Surf-wear giant Billabong is to enter into a restructuring agreement with Centerbridge Partners and Oaktree Capital Management – just a month after agreeing to take a A$309 million ($294 million; €215 million) loan from Altamont Capital Partners.
Altamont will only be entitled to an A$6 million break-up fee after the Australian Takeovers Panel forced Altamont to drop a A$65 million break-up fee that was deemed unacceptable.
Altamont confirmed that it is no longer pursuing long-term financing with the company after declining Billabong board’s request to revise the terms of its financing commitment.
The panel had described the “magnitude” of the break-up fee loan as a “lock-up device with the effect of deterring rival proposals”, according to a statement.
In a statement the Australian Shareholders Association said that the break-up fee equated to 20 percent of the debt, adding that break-up fees in Australia don't usually exceed 1 percent of the equity value of a transaction.
Altamont dropped the terms deemed unacceptable by Australian regulators to get its deal over the line but the updated takeover agreement was then susceptible to competition from rival bidders.
The Centerbridge and Oaktree restructuring will repay the loan provided by Altamont and instead put in place a $360 million loan.
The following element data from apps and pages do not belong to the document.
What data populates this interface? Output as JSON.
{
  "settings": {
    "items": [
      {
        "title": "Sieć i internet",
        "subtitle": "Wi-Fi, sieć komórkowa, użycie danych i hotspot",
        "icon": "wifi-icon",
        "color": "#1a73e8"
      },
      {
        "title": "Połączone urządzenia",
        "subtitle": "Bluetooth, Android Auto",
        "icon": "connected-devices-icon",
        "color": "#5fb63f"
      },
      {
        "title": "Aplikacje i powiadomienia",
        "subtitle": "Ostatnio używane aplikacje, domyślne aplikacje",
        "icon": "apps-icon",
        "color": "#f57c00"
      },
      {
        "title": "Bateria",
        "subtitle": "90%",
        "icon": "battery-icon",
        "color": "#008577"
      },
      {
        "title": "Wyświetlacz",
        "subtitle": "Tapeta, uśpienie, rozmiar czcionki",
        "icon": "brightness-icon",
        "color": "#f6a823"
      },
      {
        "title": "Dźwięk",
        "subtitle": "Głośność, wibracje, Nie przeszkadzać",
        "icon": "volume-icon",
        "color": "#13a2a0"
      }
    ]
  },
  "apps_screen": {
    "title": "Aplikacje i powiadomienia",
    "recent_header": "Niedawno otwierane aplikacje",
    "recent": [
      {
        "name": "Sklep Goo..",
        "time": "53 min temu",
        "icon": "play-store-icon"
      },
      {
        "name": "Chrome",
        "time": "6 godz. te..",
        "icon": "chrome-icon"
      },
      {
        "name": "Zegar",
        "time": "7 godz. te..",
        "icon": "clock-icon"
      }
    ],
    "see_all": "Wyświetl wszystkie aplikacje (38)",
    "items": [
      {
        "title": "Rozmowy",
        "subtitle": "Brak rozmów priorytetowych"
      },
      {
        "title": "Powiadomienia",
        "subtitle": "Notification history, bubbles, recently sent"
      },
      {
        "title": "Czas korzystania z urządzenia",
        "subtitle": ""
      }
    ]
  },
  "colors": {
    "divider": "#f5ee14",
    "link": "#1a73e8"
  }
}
Billabong will repay the Altamont in full from the first drawing of the new debt, according to a Billabong statement.
The interest rate payable by Billabong will fall from 13.5 per cent to 11.9 per cent per annum, but the term of the debt will be increased from five to six years. Billabong will also undertake a $135 million equity placement to Centerbridge and Oaktree, while other shareholders will be able to participate in a $50 million rights issue.